Previously, gender identity and gender expression were considered to form part of the criteria protected under the Gender Equality Act, the Equal Treatment Act and the Anti-Discrimination Act. With the amendments, however, the Gender Equality Act and the Anti-Discrimination Act explicitly prohibit discrimination on grounds of gender identity, gender expression and gender characteristics. Further, a prohibition of discrimination on grounds of sexual orientation is now included in the Gender Equality Act, which applies outside the labour market. In addition, it is specified in the Criminal Code that the concepts of gender identity, gender expression and gender characteristics fall within the scope of the provision on hate crime and hate speech.
In the preparatory notes to the bill, it is specified that ‘gender identity’ covers a person’s inner and individual experience of their gender, while ‘gender expression’ covers the way in which a person expresses their gender, such as choice of clothing. ‘Gender characteristics’ covers the bodily features that characterise and differentiate the gender, including the number of X and Y chromosomes, beard growth, breast development, etc.
Until now, the Board of Equal Treatment has considered complaints about gender identity and gender expression even though these protected criteria were not explicitly stated in the Act on the Board of Equal Treatment. With the amendments, the Board of Equal Treatment has explicitly been given authority to consider complaints about discrimination on grounds of gender identity, gender expression and gender characteristics as well as complaints about discrimination on grounds of sexual orientation outside the labour market.
Finally, gender identity, gender expression and gender characteristics are now explicitly covered by the authority of the Danish Institute for Human Rights.

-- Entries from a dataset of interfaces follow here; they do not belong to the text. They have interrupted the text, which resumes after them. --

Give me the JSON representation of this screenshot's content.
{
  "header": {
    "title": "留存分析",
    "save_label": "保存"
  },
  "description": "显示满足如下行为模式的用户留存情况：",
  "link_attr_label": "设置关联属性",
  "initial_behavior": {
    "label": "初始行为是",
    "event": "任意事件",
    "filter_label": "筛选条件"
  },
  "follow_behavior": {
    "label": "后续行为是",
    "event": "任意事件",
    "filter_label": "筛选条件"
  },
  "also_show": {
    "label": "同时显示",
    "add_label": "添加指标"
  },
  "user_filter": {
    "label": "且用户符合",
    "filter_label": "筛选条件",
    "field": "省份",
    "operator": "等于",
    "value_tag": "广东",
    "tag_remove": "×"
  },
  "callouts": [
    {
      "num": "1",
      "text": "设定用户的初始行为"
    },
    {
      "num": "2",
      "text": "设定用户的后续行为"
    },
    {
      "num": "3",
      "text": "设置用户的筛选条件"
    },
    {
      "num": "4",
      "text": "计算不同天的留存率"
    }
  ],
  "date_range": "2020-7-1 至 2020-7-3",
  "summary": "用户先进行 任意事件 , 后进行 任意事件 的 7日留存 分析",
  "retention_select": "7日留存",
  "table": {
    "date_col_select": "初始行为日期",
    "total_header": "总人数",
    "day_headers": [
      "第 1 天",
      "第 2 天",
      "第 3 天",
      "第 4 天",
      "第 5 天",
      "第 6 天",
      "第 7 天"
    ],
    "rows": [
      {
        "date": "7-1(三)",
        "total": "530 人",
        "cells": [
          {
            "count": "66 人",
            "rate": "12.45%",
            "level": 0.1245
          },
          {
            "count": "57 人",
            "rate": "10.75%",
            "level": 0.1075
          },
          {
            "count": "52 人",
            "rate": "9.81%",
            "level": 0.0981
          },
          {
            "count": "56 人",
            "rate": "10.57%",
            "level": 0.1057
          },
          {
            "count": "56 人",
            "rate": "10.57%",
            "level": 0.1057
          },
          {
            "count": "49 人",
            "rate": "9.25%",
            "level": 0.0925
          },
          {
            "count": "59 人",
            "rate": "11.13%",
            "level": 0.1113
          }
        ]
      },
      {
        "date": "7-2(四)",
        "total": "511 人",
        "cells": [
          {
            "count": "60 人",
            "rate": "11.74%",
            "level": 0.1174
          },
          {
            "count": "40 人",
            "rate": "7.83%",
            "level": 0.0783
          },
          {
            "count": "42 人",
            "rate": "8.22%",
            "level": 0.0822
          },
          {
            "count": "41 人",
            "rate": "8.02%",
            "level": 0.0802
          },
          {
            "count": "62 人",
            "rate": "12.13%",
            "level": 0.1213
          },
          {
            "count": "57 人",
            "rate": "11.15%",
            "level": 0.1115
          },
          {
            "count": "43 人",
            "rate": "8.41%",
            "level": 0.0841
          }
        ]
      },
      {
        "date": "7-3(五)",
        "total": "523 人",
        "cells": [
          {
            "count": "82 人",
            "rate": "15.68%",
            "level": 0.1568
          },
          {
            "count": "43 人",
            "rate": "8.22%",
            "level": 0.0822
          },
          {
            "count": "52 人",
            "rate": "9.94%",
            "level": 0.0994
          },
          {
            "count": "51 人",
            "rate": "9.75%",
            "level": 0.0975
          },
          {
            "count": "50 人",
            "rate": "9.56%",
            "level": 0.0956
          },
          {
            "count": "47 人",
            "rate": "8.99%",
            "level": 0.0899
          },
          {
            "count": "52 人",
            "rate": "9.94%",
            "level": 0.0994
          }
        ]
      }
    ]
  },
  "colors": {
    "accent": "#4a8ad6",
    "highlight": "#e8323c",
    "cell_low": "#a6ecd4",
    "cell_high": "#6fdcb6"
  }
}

The amendments entered into force on 1 January 2022.
This article was written by our colleagues from Norrbom Vinding, the Danish Ius Laboris member.